## Try it
Filter these entries so that only lines with the word "向左滑动看看" remain.

Items from an interface collection:
/---

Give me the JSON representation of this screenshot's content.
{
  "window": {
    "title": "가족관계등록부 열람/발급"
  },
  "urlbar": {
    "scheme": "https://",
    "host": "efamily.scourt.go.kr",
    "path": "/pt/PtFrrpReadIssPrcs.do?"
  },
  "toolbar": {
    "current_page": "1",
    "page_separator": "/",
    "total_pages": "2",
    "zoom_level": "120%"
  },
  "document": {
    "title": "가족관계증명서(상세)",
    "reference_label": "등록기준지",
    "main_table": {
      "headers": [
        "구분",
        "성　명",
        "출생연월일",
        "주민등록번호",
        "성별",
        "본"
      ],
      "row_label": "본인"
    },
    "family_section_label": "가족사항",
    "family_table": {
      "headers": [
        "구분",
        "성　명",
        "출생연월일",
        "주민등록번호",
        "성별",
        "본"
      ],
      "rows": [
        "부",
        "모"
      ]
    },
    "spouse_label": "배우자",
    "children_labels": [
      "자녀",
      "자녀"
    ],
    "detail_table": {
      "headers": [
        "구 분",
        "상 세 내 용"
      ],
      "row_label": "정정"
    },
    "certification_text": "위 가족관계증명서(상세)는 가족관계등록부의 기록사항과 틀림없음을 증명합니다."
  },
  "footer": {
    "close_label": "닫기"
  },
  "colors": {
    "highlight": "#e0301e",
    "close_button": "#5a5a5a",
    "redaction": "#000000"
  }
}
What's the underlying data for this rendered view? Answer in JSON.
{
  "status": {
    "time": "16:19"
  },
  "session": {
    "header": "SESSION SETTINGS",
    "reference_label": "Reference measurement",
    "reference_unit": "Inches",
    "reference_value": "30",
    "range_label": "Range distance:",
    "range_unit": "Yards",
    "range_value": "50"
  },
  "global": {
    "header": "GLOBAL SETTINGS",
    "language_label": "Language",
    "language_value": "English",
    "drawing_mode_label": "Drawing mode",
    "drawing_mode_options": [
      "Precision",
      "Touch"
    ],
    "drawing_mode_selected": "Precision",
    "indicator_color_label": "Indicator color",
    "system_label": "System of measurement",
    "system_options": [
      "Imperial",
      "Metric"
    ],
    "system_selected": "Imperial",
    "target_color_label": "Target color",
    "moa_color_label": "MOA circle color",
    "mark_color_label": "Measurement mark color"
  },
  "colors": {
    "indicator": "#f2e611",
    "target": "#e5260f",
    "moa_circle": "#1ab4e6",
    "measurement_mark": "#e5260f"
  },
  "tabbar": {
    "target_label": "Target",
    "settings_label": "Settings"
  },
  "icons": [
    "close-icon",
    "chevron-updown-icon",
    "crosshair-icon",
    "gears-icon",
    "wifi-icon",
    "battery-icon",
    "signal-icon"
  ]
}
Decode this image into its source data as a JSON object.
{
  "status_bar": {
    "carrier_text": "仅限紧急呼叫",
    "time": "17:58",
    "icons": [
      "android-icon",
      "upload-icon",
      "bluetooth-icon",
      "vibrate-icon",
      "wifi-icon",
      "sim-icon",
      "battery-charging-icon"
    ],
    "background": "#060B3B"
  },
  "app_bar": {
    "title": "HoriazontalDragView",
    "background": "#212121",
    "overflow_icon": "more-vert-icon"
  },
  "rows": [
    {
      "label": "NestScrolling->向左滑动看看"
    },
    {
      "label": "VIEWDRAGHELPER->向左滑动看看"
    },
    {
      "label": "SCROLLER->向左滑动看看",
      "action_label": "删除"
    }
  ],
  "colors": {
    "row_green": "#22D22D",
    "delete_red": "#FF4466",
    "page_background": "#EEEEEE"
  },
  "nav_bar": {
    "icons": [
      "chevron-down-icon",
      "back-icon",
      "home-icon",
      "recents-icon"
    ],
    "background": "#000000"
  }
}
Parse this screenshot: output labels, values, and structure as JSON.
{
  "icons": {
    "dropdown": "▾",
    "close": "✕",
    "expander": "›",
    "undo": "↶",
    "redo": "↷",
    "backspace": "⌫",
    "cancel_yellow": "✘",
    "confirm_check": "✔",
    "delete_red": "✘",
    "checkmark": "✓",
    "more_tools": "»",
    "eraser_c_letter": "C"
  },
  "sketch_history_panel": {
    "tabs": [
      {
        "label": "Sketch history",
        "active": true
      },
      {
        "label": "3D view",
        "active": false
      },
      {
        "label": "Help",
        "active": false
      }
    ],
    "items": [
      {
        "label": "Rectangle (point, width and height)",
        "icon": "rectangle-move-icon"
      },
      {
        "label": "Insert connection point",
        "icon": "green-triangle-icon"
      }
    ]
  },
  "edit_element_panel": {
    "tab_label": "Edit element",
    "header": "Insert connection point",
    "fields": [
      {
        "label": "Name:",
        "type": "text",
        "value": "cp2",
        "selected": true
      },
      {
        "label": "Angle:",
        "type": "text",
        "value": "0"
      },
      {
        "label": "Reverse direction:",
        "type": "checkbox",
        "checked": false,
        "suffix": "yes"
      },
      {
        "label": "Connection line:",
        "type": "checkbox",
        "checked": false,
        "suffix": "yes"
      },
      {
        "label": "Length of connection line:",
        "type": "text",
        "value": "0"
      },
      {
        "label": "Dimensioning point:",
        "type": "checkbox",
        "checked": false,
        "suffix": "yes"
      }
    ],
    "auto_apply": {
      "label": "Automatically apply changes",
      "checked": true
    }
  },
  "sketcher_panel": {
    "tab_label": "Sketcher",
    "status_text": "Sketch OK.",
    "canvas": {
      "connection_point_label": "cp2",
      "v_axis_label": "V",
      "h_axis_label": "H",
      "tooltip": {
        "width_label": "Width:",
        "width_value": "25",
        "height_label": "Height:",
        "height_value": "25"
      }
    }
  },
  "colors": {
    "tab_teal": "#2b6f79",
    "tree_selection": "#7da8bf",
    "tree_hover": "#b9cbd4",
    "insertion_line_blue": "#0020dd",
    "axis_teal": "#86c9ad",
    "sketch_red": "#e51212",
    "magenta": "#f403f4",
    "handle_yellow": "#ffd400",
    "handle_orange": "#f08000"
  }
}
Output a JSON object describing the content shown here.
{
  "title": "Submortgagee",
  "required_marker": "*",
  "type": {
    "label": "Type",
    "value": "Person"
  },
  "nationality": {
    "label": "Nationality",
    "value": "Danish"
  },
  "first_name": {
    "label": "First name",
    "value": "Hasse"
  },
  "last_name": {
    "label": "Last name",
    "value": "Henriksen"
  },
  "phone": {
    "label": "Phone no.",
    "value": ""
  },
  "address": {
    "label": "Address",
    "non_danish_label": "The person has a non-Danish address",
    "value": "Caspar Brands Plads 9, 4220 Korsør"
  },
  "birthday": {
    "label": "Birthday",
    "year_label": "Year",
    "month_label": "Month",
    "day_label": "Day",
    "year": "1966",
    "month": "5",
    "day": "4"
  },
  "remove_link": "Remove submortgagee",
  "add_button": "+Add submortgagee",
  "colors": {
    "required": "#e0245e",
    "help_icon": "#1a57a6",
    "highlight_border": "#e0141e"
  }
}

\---

## Result of the exercise
      "label": "NestScrolling->向左滑动看看"
      "label": "VIEWDRAGHELPER->向左滑动看看"
      "label": "SCROLLER->向左滑动看看",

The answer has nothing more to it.